HYM and BPDA invited East Boston community leaders and residents to tour the site with a focus on Suffolk Downs infield. With a natural creek and manmade pond in the center of the racing oval, HYM’s Director of Development Douglas Manz told the group that the company hopes to recapture the natural open space, wetlands and waterways and incorporate them into the design of the Suffolk Downs redevelopment.
HYM is planning a mixed-use development that will include retail, housing, over 40 acres of open space and possibly a new North American headquarters for Seattle-based Amazon. Again Manz and HYM Principal Partner, Thomas O’Brien, reminded the group of a few dozen residents that the project is essentially the same with or without Amazon.
“We will still be delivering a mixed-use development with high-quality restaurants and shops, as well as different types of housing,” said O’Brien.
During the walking tour both O’Brien and Manz put a huge emphasis on the site’ connectivity to the neighborhoods of Orient Heights in East Boston and Beachmont in Revere. They discussed, at length, with local environmental activists the importance of open space and climate change resiliency. HYM plans to use the planned open space as a way to address climate change. Using cutting edge designs the greenspace can be used not only as public open space but also as a holding area for storm water during floods or big storms. The greenspace can be purposely flooded in order to move rising waters away from the development’s buildings and businesses.

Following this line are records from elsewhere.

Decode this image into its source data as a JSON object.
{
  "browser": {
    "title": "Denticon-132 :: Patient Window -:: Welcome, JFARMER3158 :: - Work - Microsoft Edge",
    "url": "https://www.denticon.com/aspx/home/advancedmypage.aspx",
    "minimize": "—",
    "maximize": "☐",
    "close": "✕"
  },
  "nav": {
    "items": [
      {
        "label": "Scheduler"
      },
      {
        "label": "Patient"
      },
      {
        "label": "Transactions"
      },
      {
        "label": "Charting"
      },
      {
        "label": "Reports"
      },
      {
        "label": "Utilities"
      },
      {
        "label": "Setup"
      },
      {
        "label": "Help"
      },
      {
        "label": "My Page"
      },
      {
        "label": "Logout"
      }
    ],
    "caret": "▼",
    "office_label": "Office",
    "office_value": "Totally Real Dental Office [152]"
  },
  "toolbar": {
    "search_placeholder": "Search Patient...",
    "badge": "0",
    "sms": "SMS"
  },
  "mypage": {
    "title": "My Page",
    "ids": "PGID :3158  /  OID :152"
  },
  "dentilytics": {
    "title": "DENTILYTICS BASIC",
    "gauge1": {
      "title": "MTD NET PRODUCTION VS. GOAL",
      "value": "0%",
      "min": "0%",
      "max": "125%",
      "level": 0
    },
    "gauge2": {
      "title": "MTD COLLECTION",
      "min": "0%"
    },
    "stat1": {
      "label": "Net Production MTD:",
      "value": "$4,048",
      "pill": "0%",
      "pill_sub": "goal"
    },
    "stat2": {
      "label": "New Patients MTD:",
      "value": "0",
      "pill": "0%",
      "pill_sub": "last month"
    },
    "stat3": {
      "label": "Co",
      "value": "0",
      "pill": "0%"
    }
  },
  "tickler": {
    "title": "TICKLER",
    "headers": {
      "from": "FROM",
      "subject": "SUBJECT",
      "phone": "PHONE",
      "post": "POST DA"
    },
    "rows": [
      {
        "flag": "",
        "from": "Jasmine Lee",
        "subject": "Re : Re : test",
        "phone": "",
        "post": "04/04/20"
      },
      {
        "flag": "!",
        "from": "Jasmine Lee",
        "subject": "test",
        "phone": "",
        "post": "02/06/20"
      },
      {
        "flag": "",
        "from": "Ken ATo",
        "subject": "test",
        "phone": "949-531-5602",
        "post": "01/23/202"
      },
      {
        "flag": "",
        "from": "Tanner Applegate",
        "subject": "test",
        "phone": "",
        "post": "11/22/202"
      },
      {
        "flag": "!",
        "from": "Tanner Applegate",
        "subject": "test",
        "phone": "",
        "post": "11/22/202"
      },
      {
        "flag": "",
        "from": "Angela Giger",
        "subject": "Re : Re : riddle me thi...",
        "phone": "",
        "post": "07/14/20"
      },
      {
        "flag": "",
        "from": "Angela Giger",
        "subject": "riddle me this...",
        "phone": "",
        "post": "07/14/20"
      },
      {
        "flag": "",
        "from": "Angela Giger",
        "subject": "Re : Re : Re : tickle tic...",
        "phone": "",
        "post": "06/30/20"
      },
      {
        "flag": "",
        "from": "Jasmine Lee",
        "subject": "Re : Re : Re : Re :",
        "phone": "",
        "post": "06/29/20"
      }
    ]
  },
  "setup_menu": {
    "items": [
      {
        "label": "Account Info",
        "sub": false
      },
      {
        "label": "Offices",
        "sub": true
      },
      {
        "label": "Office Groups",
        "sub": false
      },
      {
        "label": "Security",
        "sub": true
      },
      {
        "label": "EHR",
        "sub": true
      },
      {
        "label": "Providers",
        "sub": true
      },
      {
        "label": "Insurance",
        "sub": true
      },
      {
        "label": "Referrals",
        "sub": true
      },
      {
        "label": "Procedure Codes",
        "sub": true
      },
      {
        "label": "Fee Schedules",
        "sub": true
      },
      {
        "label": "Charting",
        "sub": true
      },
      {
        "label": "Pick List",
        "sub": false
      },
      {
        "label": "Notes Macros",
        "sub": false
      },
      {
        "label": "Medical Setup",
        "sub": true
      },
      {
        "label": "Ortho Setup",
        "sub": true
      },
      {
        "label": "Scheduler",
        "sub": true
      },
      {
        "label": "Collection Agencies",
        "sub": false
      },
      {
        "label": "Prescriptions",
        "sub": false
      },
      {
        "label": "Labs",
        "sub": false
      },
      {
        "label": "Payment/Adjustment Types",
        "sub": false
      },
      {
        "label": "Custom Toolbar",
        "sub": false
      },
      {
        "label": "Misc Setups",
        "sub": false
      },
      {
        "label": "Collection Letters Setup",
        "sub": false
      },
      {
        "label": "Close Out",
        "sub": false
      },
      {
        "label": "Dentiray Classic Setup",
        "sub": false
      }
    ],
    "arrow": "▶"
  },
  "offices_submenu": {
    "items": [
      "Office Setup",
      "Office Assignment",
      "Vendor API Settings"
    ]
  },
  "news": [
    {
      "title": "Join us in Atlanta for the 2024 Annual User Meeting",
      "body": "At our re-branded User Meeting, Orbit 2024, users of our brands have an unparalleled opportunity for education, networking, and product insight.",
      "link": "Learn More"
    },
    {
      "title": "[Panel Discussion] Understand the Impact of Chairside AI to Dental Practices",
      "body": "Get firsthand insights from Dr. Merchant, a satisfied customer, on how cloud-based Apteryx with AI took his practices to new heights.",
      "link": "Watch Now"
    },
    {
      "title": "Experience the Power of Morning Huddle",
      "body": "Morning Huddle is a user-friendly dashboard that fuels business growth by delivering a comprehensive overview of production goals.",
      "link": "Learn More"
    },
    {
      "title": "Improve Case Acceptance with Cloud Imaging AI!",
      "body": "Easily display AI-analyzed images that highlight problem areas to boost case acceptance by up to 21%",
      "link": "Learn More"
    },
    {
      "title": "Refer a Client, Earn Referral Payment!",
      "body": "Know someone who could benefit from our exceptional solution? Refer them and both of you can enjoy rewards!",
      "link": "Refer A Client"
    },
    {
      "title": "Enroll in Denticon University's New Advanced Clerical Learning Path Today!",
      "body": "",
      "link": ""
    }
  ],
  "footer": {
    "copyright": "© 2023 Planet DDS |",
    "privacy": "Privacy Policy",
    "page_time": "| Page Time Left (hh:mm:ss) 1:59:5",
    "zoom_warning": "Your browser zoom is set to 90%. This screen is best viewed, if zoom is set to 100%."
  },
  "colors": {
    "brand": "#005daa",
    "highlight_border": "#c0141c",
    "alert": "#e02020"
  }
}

After the tour residents like former City Councilor Diane Modica was impressed by HYM’s vision for the site.
“It appears that HYM is addressing the project in a very open and thoughtful way,” said Modica. “They are working with the best experts in architecture, engineering, environmental and climate change,, landscaping and open space and retail and housing. Most importantly the local neighborhood, both East Boston and Revere, has a voice in envisioning what it will look like. I spent time talking with the retail consultants and looking at the retail, culture and arts board and am very excited about the potential. Connecting the storied past of this site with the exciting future will transform this part of East Boston.”
“HYM is very impressive,” said comment activist Chris Marchi. “My top three hopes for Suffolk Downs are reestablishing the balance with nature by un-burying Sales Creek and improving water exchange between the Belle Isle Inlet and the Chelsea Creek. I’d love to see HYM provide opportunity and not just jobs by including smaller retail spaces for local business that may want to move there or expand. Also I want to see more on how HYM plans to connect East Boston’s great community to the site as opposed to building a foreign entity next to us.”
Magdalena Ayed of East Boston Harborkeepers said it was a ‘great visit’ to Suffolk Downs last week.
“It was so encouraging to see Sales Creek,” she said. “We hope our vision of daylighting (unearthing) Sales Creek for the restoration of a river and its habitat/ecosystem and for climate mitigation, comes to fruition one day.”
HYM Investment Group LLC Principal Partner Thomas O’Brien talks with resident last week during a walkthrough of the Suffolk Downs site.
HYM’s Director of Development Douglas Manz leads the group of East Boston resident on the tour.
Harbor View Neighborhood Association Chair Matt Barison takes picture of Suffolk Downs’ infield.
HYM’s Director of Development Douglas Manz talks about using Sales Creek as part of the site’s greenspace design.
HYM Investment Group LLC Principal Partner Thomas O’Brien talks with East Boston environmental activist Chris Marchi.
BPDA’s Lara Merida during the workshop.
HYM Investment Group LLC Principal Partner Thomas O’Brien discusses his group’s vision for the Suffolk Downs site.